__Excerpts from an interface dataset__
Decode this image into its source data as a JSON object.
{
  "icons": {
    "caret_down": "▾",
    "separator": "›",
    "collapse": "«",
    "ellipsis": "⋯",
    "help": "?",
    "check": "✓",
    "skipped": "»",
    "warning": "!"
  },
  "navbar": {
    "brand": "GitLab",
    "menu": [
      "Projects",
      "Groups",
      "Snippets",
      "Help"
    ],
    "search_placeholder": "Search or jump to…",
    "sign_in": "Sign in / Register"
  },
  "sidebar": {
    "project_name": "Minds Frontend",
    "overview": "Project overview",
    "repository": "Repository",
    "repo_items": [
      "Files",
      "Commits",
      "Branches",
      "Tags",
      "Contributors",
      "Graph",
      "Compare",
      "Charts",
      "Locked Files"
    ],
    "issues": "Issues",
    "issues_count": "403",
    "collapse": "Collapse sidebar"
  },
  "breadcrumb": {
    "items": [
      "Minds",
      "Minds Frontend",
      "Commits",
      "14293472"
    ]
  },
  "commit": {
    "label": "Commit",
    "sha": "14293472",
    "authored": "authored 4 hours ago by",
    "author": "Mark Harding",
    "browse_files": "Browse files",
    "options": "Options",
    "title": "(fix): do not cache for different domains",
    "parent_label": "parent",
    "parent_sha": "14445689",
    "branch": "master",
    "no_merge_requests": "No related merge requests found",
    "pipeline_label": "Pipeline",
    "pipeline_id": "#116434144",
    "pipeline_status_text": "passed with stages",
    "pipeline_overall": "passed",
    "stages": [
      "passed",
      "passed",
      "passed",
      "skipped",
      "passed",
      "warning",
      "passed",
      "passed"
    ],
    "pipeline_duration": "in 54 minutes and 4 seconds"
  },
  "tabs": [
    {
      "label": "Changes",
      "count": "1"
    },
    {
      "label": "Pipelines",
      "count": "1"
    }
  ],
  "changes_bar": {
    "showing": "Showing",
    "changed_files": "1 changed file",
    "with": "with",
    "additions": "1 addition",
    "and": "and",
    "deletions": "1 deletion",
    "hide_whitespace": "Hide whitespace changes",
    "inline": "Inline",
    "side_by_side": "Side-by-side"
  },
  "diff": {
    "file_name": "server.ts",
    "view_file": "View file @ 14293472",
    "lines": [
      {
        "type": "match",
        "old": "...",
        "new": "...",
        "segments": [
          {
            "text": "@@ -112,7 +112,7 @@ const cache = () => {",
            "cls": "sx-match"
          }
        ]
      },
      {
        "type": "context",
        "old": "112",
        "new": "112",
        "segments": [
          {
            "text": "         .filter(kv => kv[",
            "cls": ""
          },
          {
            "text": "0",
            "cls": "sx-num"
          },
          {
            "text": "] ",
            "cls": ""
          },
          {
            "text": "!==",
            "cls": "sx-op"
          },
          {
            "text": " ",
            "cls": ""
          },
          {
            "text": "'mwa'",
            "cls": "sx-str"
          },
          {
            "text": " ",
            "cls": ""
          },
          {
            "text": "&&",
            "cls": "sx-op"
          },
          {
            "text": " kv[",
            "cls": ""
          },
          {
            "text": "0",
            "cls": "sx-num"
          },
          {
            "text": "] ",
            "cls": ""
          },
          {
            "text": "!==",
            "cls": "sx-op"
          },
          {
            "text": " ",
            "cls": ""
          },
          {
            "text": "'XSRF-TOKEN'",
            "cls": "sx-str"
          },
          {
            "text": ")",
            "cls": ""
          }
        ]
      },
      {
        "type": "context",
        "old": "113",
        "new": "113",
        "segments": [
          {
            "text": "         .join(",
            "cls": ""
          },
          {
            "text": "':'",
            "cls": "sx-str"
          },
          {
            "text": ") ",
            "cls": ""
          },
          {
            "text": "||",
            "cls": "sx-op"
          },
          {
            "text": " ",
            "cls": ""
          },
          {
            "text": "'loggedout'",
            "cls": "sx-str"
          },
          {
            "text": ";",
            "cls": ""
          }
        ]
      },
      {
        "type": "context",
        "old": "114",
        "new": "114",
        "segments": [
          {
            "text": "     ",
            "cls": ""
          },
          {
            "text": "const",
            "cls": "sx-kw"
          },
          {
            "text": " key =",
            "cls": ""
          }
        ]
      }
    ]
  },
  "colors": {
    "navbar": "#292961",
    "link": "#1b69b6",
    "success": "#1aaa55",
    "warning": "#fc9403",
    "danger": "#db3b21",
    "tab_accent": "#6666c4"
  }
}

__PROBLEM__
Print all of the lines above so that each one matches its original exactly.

__RESULT OF THE TASK__
Decode this image into its source data as a JSON object.
{
  "icons": {
    "caret_down": "▾",
    "separator": "›",
    "collapse": "«",
    "ellipsis": "⋯",
    "help": "?",
    "check": "✓",
    "skipped": "»",
    "warning": "!"
  },
  "navbar": {
    "brand": "GitLab",
    "menu": [
      "Projects",
      "Groups",
      "Snippets",
      "Help"
    ],
    "search_placeholder": "Search or jump to…",
    "sign_in": "Sign in / Register"
  },
  "sidebar": {
    "project_name": "Minds Frontend",
    "overview": "Project overview",
    "repository": "Repository",
    "repo_items": [
      "Files",
      "Commits",
      "Branches",
      "Tags",
      "Contributors",
      "Graph",
      "Compare",
      "Charts",
      "Locked Files"
    ],
    "issues": "Issues",
    "issues_count": "403",
    "collapse": "Collapse sidebar"
  },
  "breadcrumb": {
    "items": [
      "Minds",
      "Minds Frontend",
      "Commits",
      "14293472"
    ]
  },
  "commit": {
    "label": "Commit",
    "sha": "14293472",
    "authored": "authored 4 hours ago by",
    "author": "Mark Harding",
    "browse_files": "Browse files",
    "options": "Options",
    "title": "(fix): do not cache for different domains",
    "parent_label": "parent",
    "parent_sha": "14445689",
    "branch": "master",
    "no_merge_requests": "No related merge requests found",
    "pipeline_label": "Pipeline",
    "pipeline_id": "#116434144",
    "pipeline_status_text": "passed with stages",
    "pipeline_overall": "passed",
    "stages": [
      "passed",
      "passed",
      "passed",
      "skipped",
      "passed",
      "warning",
      "passed",
      "passed"
    ],
    "pipeline_duration": "in 54 minutes and 4 seconds"
  },
  "tabs": [
    {
      "label": "Changes",
      "count": "1"
    },
    {
      "label": "Pipelines",
      "count": "1"
    }
  ],
  "changes_bar": {
    "showing": "Showing",
    "changed_files": "1 changed file",
    "with": "with",
    "additions": "1 addition",
    "and": "and",
    "deletions": "1 deletion",
    "hide_whitespace": "Hide whitespace changes",
    "inline": "Inline",
    "side_by_side": "Side-by-side"
  },
  "diff": {
    "file_name": "server.ts",
    "view_file": "View file @ 14293472",
    "lines": [
      {
        "type": "match",
        "old": "...",
        "new": "...",
        "segments": [
          {
            "text": "@@ -112,7 +112,7 @@ const cache = () => {",
            "cls": "sx-match"
          }
        ]
      },
      {
        "type": "context",
        "old": "112",
        "new": "112",
        "segments": [
          {
            "text": "         .filter(kv => kv[",
            "cls": ""
          },
          {
            "text": "0",
            "cls": "sx-num"
          },
          {
            "text": "] ",
            "cls": ""
          },
          {
            "text": "!==",
            "cls": "sx-op"
          },
          {
            "text": " ",
            "cls": ""
          },
          {
            "text": "'mwa'",
            "cls": "sx-str"
          },
          {
            "text": " ",
            "cls": ""
          },
          {
            "text": "&&",
            "cls": "sx-op"
          },
          {
            "text": " kv[",
            "cls": ""
          },
          {
            "text": "0",
            "cls": "sx-num"
          },
          {
            "text": "] ",
            "cls": ""
          },
          {
            "text": "!==",
            "cls": "sx-op"
          },
          {
            "text": " ",
            "cls": ""
          },
          {
            "text": "'XSRF-TOKEN'",
            "cls": "sx-str"
          },
          {
            "text": ")",
            "cls": ""
          }
        ]
      },
      {
        "type": "context",
        "old": "113",
        "new": "113",
        "segments": [
          {
            "text": "         .join(",
            "cls": ""
          },
          {
            "text": "':'",
            "cls": "sx-str"
          },
          {
            "text": ") ",
            "cls": ""
          },
          {
            "text": "||",
            "cls": "sx-op"
          },
          {
            "text": " ",
            "cls": ""
          },
          {
            "text": "'loggedout'",
            "cls": "sx-str"
          },
          {
            "text": ";",
            "cls": ""
          }
        ]
      },
      {
        "type": "context",
        "old": "114",
        "new": "114",
        "segments": [
          {
            "text": "     ",
            "cls": ""
          },
          {
            "text": "const",
            "cls": "sx-kw"
          },
          {
            "text": " key =",
            "cls": ""
          }
        ]
      }
    ]
  },
  "colors": {
    "navbar": "#292961",
    "link": "#1b69b6",
    "success": "#1aaa55",
    "warning": "#fc9403",
    "danger": "#db3b21",
    "tab_accent": "#6666c4"
  }
}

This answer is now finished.